This short video from The Fast Lane Car shows just how simple the top removal process is with the new truck. The process begins with the simple folding soft roof mechanism. Jeep has made the process easier by taking away the zip out rear window (the Jeep representative uses the term “back light”) and replacing it with a new press-and-seal slider style that reminds me of a plastic sandwich bag. From there the top basically just folds backward like a traditional convertible top, storing itself stacked on top of the rear quarter. From start to finish, this top finagling was under a minute and a half.


From there, the windshield is a little more difficult, but only barely. The Jeep comes with all of the tools needed to drop the windshield. First you remove the wipers with a single nut and a wiggle. Then, sliding inside the passenger compartment, there are four bolts holding the windshield to the pillar, easily removed. Pop the windshield forward, and then it rests on the hood. An interesting piece to note is the integrated footman loop/windshield rest/washer nozzle. Then there are a pair of hooks with a velcro strap to keep the windshield from bouncing around on the trails. In under four minutes you can have your windshield down.

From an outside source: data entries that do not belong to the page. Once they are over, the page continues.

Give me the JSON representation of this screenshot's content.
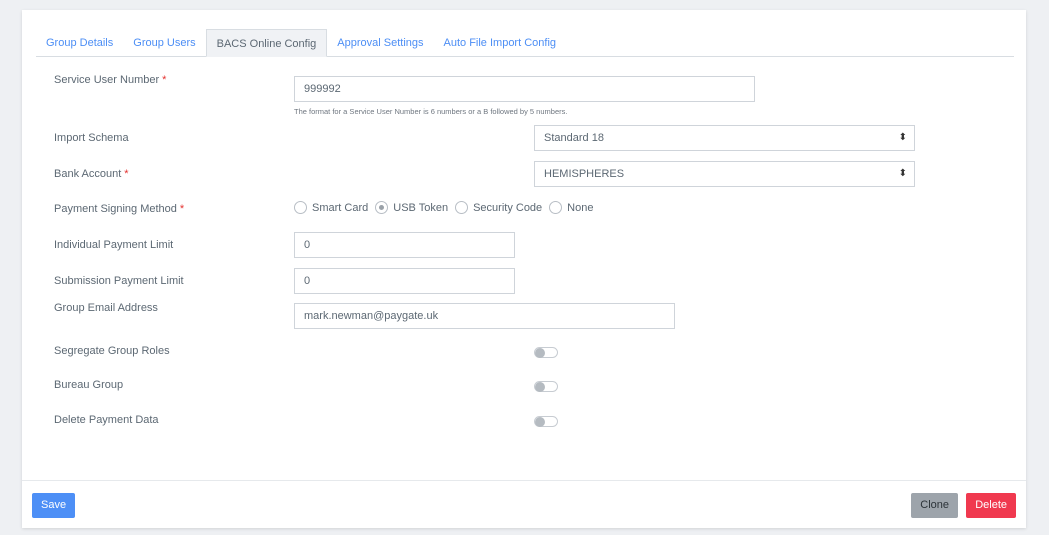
{
  "tabs": [
    {
      "label": "Group Details"
    },
    {
      "label": "Group Users"
    },
    {
      "label": "BACS Online Config"
    },
    {
      "label": "Approval Settings"
    },
    {
      "label": "Auto File Import Config"
    }
  ],
  "form": {
    "service_user_number": {
      "label": "Service User Number",
      "required": "*",
      "value": "999992",
      "help": "The format for a Service User Number is 6 numbers or a B followed by 5 numbers."
    },
    "import_schema": {
      "label": "Import Schema",
      "value": "Standard 18"
    },
    "bank_account": {
      "label": "Bank Account",
      "required": "*",
      "value": "HEMISPHERES"
    },
    "payment_signing_method": {
      "label": "Payment Signing Method",
      "required": "*",
      "options": [
        "Smart Card",
        "USB Token",
        "Security Code",
        "None"
      ],
      "selected": "USB Token"
    },
    "individual_payment_limit": {
      "label": "Individual Payment Limit",
      "value": "0"
    },
    "submission_payment_limit": {
      "label": "Submission Payment Limit",
      "value": "0"
    },
    "group_email_address": {
      "label": "Group Email Address",
      "value": "mark.newman@paygate.uk"
    },
    "segregate_group_roles": {
      "label": "Segregate Group Roles",
      "on": false
    },
    "bureau_group": {
      "label": "Bureau Group",
      "on": false
    },
    "delete_payment_data": {
      "label": "Delete Payment Data",
      "on": false
    }
  },
  "footer": {
    "save": "Save",
    "clone": "Clone",
    "delete": "Delete"
  },
  "colors": {
    "accent": "#4d8ff6",
    "danger": "#f0394f",
    "required": "#e4312e"
  }
}
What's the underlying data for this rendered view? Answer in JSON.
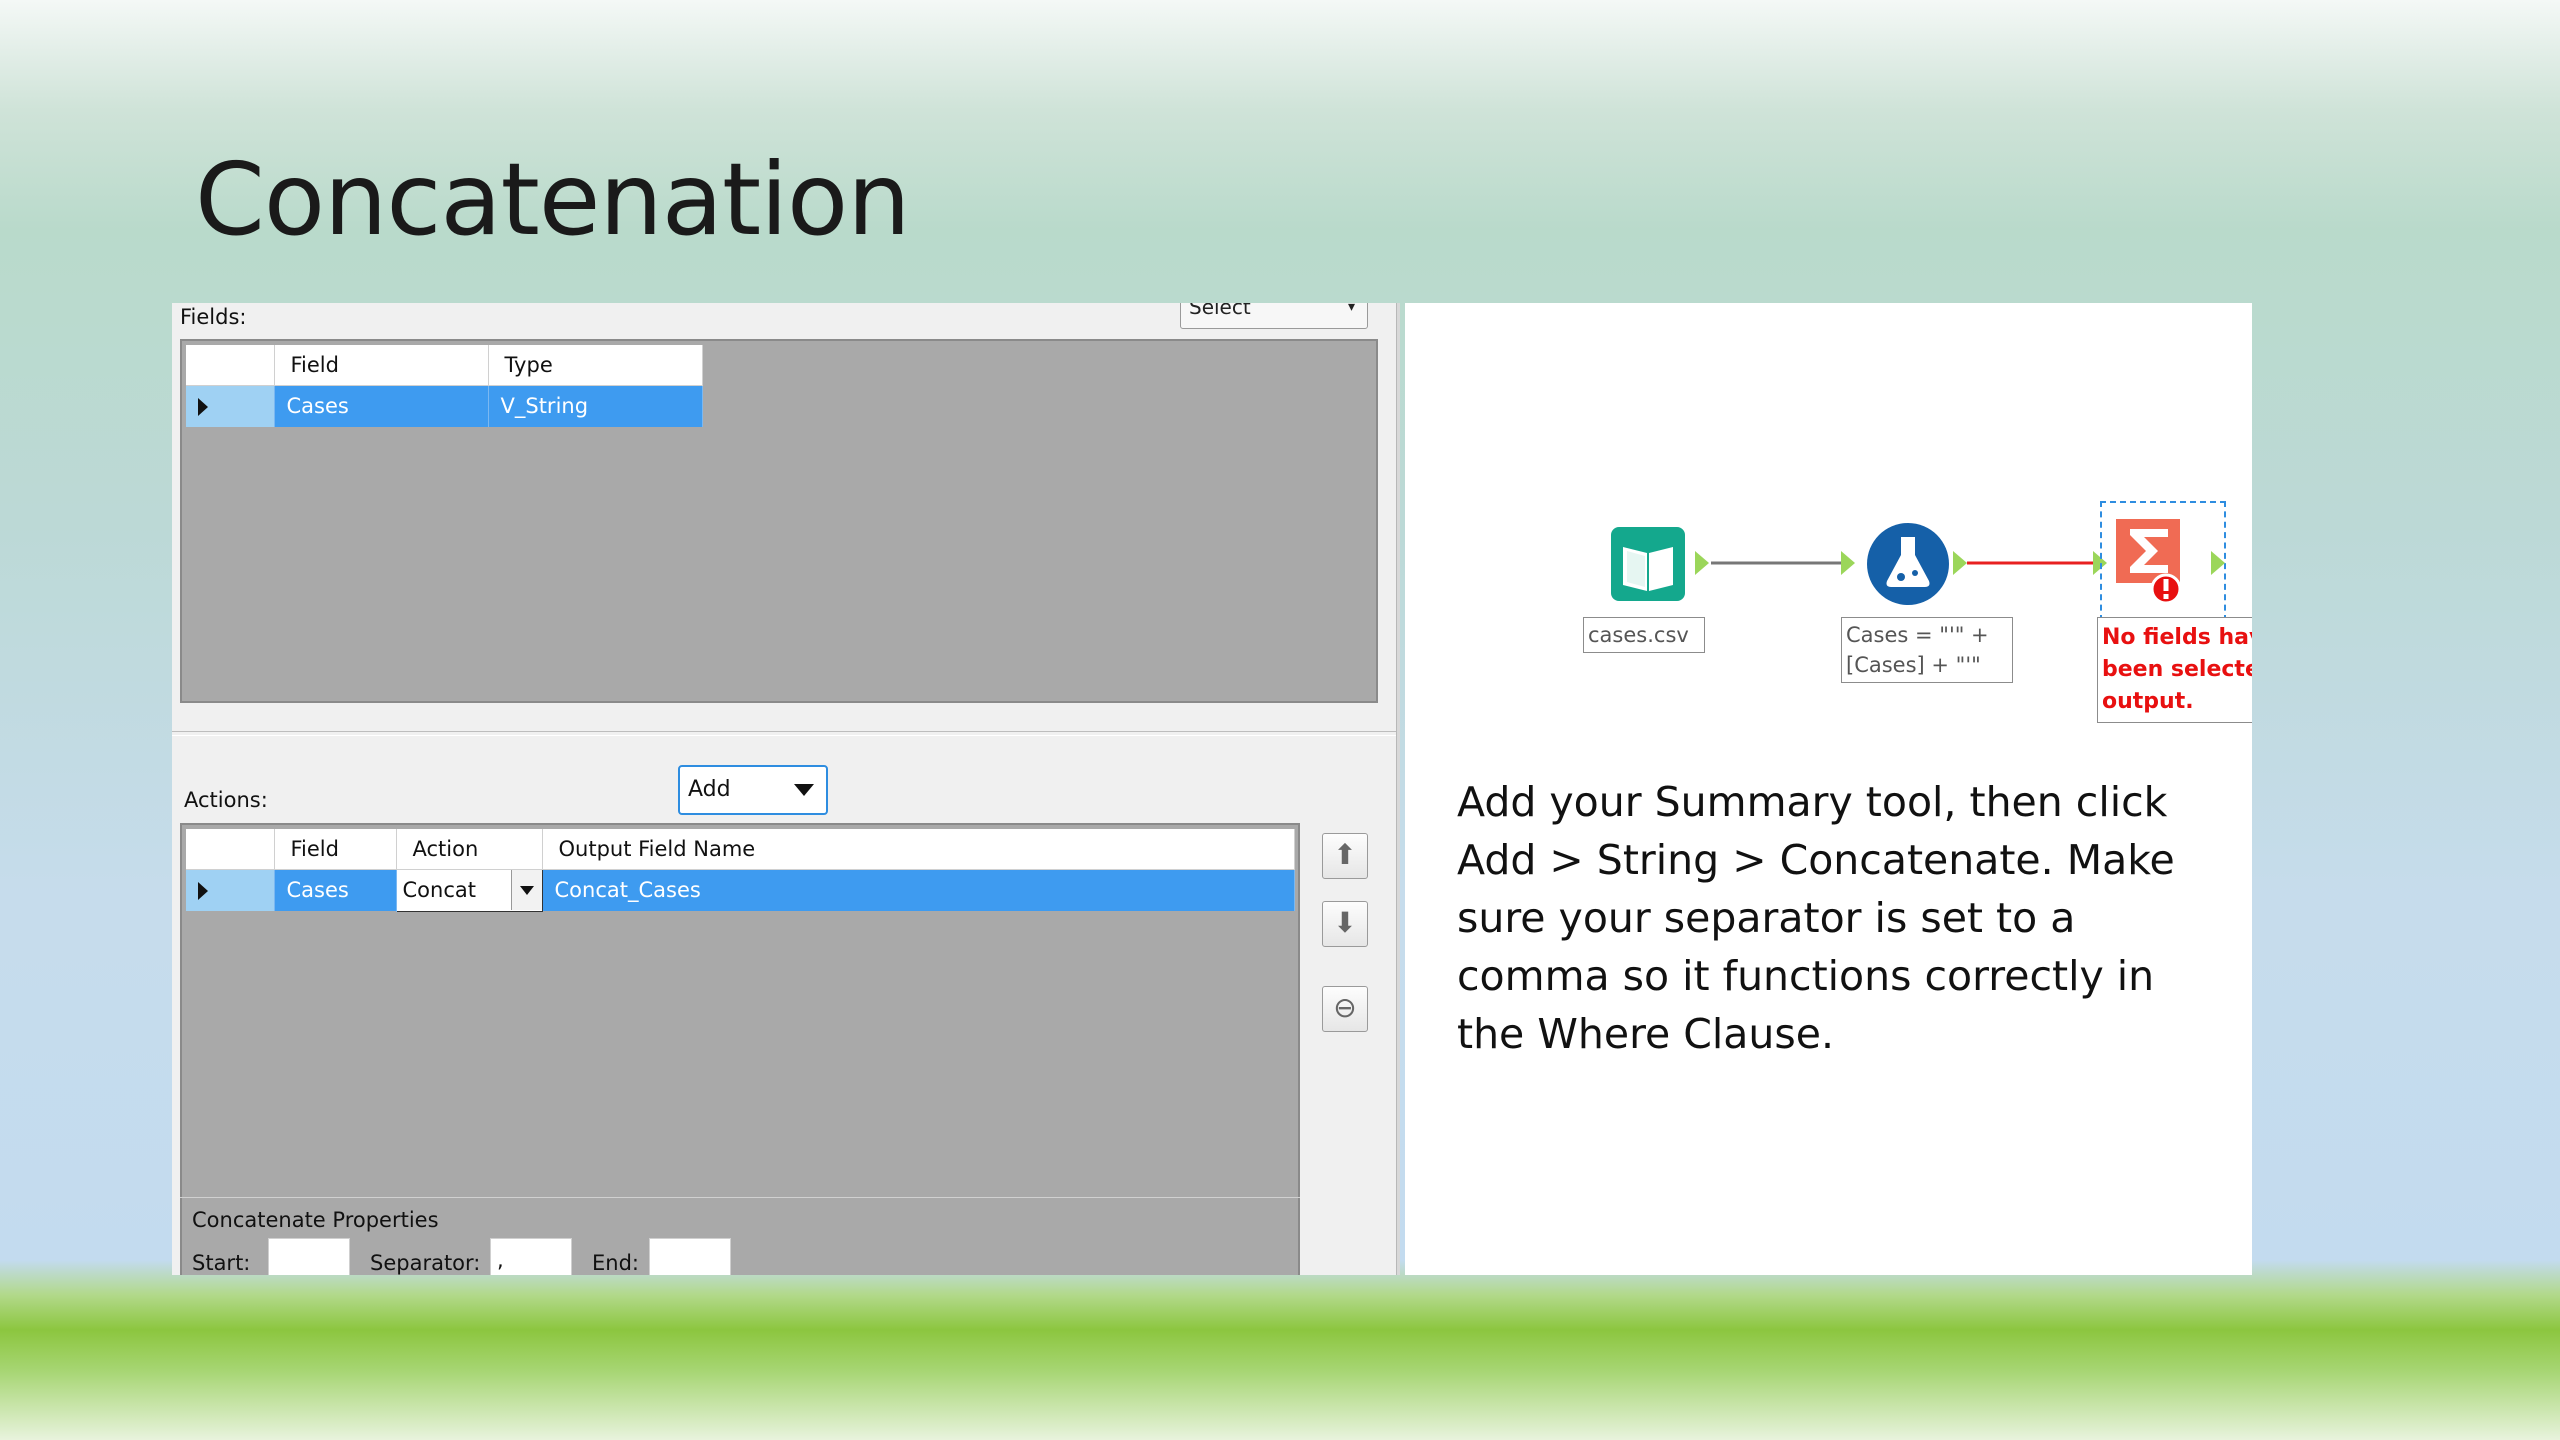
{
  "slide": {
    "title": "Concatenation"
  },
  "dialog": {
    "fields_label": "Fields:",
    "select_stub": "Select",
    "fields_table": {
      "headers": [
        "Field",
        "Type"
      ],
      "rows": [
        {
          "field": "Cases",
          "type": "V_String"
        }
      ]
    },
    "actions_label": "Actions:",
    "add_button": "Add",
    "actions_table": {
      "headers": [
        "Field",
        "Action",
        "Output Field Name"
      ],
      "rows": [
        {
          "field": "Cases",
          "action": "Concat",
          "output": "Concat_Cases"
        }
      ]
    },
    "concat_props": {
      "title": "Concatenate Properties",
      "start_label": "Start:",
      "start_value": "",
      "separator_label": "Separator:",
      "separator_value": ",",
      "end_label": "End:",
      "end_value": ""
    }
  },
  "workflow": {
    "input_label": "cases.csv",
    "formula_label": [
      "Cases = \"'\" +",
      "[Cases] + \"'\""
    ],
    "summary_error": [
      "No fields have",
      "been selected",
      "output."
    ]
  },
  "description": "Add your Summary tool, then click Add > String > Concatenate.  Make sure your separator is set to a comma so it functions correctly in the Where Clause."
}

I’m confident that the process could even be done in less time, as the Jeep representative spent a good bit of time discussing the process of top removal and touched on a few design components. It certainly looks far easier than the hour-long process that the JK Jeeps involved.

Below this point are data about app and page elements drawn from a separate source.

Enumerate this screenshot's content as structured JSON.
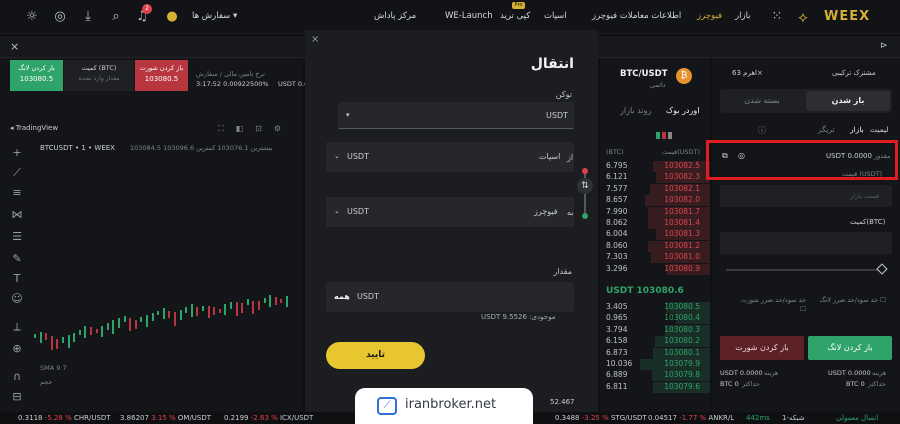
{
  "nav": {
    "logo": "WEEX",
    "items": [
      "بازار",
      "فیوچرز",
      "اطلاعات معاملات فیوچرز",
      "اسپات",
      "کپی ترید",
      "WE-Launch",
      "مرکز پاداش"
    ],
    "pro_badge": "Pro",
    "orders": "سفارش ها",
    "notif_count": "2",
    "accent": "#d4b033"
  },
  "left": {
    "card_long": {
      "title": "باز کردن لانگ",
      "value": "103080.5"
    },
    "card_mid": {
      "title": "کمیت (BTC)",
      "sub": "مقدار وارد نشده"
    },
    "card_short": {
      "title": "باز کردن شورت",
      "value": "103080.5"
    },
    "info_line1": "نرخ تامین مالی / سفارش",
    "info_line2": "3:17:52 0.00922500%",
    "info_pair": "USDT 0.00",
    "tradingview": "TradingView",
    "symbol": "BTCUSDT • 1 • WEEX",
    "ohlc": "103084.5 بیشترین  103076.1 کمترین  103096.6",
    "sma": "SMA 9  7",
    "vol": "حجم"
  },
  "modal": {
    "title": "انتقال",
    "coin_label": "توکن",
    "coin_value": "USDT",
    "from_label": "از",
    "from_value": "اسپات",
    "from_coin": "USDT",
    "to_label": "به",
    "to_value": "فیوچرز",
    "to_coin": "USDT",
    "amount_label": "مقدار",
    "amount_unit": "USDT",
    "amount_all": "همه",
    "available": "USDT 9.5526 :موجودی",
    "confirm": "تایید",
    "close": "×"
  },
  "orderbook": {
    "pair": "BTC/USDT",
    "sub": "دائمی",
    "tab_book": "اوردر بوک",
    "tab_trades": "روند بازار",
    "col_price": "قیمت(USDT)",
    "col_qty": "(BTC)",
    "asks": [
      [
        "103082.5",
        "6.795"
      ],
      [
        "103082.3",
        "6.121"
      ],
      [
        "103082.1",
        "7.577"
      ],
      [
        "103082.0",
        "8.657"
      ],
      [
        "103081.7",
        "7.990"
      ],
      [
        "103081.4",
        "8.062"
      ],
      [
        "103081.3",
        "6.004"
      ],
      [
        "103081.2",
        "8.060"
      ],
      [
        "103081.0",
        "7.303"
      ],
      [
        "103080.9",
        "3.296"
      ]
    ],
    "last_price": "USDT 103080.6",
    "bids": [
      [
        "103080.5",
        "3.405"
      ],
      [
        "103080.4",
        "0.965"
      ],
      [
        "103080.3",
        "3.794"
      ],
      [
        "103080.2",
        "6.158"
      ],
      [
        "103080.1",
        "6.873"
      ],
      [
        "103079.9",
        "10.036"
      ],
      [
        "103079.8",
        "6.889"
      ],
      [
        "103079.6",
        "6.811"
      ]
    ],
    "extra_qty": "52.467"
  },
  "trade": {
    "mode": "مشترک ترکیبی",
    "leverage": "اهرم 63×",
    "tab_open": "باز شدن",
    "tab_close": "بسته شدن",
    "type_limit": "لیمیت",
    "type_market": "بازار",
    "type_trigger": "تریگر",
    "available": "USDT 0.0000",
    "avail_label": "مقدور",
    "price_label": "قیمت (USDT)",
    "price_placeholder": "قیمت بازار",
    "qty_label": "کمیت(BTC)",
    "tp_label": "حد سود/حد ضرر لانگ",
    "sl_label": "حد سود/حد ضرر شورت",
    "btn_long": "باز کردن لانگ",
    "btn_short": "باز کردن شورت",
    "cost_long": "USDT 0.0000",
    "cost_short": "USDT 0.0000",
    "cost_label": "هزینه",
    "max_long": "BTC 0",
    "max_short": "BTC 0",
    "max_label": "حداکثر"
  },
  "ticker": {
    "items": [
      {
        "sym": "CHR/USDT",
        "price": "0.3118",
        "chg": "-5.28 %",
        "dir": "down"
      },
      {
        "sym": "OM/USDT",
        "price": "3.86207",
        "chg": "3.15 %",
        "dir": "down"
      },
      {
        "sym": "ICX/USDT",
        "price": "0.2199",
        "chg": "-2.63 %",
        "dir": "down"
      },
      {
        "sym": "STG/USDT",
        "price": "0.3488",
        "chg": "-3.25 %",
        "dir": "down"
      },
      {
        "sym": "ANKR/L",
        "price": "0.04517",
        "chg": "-1.77 %",
        "dir": "down"
      }
    ],
    "latency": "442ms",
    "network": "شبکه-1",
    "status": "اتصال معمولی"
  },
  "watermark": "iranbroker.net"
}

The only problem here is that the JL Wrangler doesn’t look particularly good with the windshield out and the soft top stacked up on the back of the truck like that. It’s an ungainly solution that trades simplicity of design and rugged good looks for ease of use. Many JL buyers will appreciate that trade off.